In his memoir, former US Ambassador John Bolton admitted that Indian Shashi Tharoor’s 2006 candidacy broke “one of the UN’s unwritten conventions, namely that SGs should come from smaller fry [countries].” The notion that the Security Council selected Ban because its member governments, including the United States, perceived him as weak and unlikely to challenge their will, is unsurprising to those who follow UN politics. Reality impels us to call the SG competition what it is: a political decision made by the world’s most powerful governments.
If the role is “one of the world’s most high-profile bully pulpits,” many consider that Ban Ki-Moon, in particular, has fallen short in exploiting his voice for political and moral authority when it comes to Syria and UN peacekeeping. Despite intensification of his advocacy efforts over the last year, Ban’s bully pulpit cannot transcend great power interests. This year marks the 50th anniversary of the International Human Rights Covenants. The next SG will face, without doubt, pressure to undertake cultural and bureaucratic changes to protect civilians from violence, a moral commitment that has long defined the UN’s mission, but has proven its most serious and difficult task. The organization’s most powerful members may dictate the course of these efforts, too – the SG’s role will continue to be constrained by great power politics. Even so, the selection of a new SG, and his or her own commitments to – and ideas about – the uses of force and protection of civilians will shape violent conflicts and prospects for cooperation and peace.

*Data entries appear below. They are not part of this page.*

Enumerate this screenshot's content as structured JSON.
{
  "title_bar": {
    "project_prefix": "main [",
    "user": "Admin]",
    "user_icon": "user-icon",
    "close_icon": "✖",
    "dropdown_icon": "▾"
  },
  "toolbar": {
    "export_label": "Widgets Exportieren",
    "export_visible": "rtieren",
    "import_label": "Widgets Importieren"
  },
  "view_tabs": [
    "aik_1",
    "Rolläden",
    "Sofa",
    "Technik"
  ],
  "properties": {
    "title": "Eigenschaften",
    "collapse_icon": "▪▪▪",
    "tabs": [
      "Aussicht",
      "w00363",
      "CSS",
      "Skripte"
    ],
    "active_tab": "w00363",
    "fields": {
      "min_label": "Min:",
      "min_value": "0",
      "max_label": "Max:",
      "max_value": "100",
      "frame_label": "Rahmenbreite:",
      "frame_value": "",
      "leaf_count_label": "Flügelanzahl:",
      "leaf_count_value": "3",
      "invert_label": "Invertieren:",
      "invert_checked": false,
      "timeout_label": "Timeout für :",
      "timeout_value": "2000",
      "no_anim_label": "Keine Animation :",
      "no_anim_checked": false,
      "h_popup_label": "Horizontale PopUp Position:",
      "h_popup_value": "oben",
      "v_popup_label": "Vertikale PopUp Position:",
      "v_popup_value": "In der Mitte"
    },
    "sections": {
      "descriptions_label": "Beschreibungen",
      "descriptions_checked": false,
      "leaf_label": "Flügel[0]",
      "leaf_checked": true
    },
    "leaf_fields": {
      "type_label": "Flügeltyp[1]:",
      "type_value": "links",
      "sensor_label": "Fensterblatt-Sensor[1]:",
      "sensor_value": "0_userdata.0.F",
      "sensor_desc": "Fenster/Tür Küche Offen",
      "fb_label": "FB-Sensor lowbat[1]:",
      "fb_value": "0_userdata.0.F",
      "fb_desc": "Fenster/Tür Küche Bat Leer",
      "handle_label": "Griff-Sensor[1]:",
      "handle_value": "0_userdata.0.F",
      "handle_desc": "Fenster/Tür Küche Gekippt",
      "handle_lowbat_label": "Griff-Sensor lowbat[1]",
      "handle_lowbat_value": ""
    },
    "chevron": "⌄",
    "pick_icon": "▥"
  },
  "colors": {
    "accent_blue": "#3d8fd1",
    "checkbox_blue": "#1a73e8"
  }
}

Anjali Kaushlesh Dayal is Assistant Professor of International Politics at Fordham University. Devin Finn is a post-doctoral research fellow at the Sié Chéou-Kang Center for International Security and Diplomacy at the University of Denver.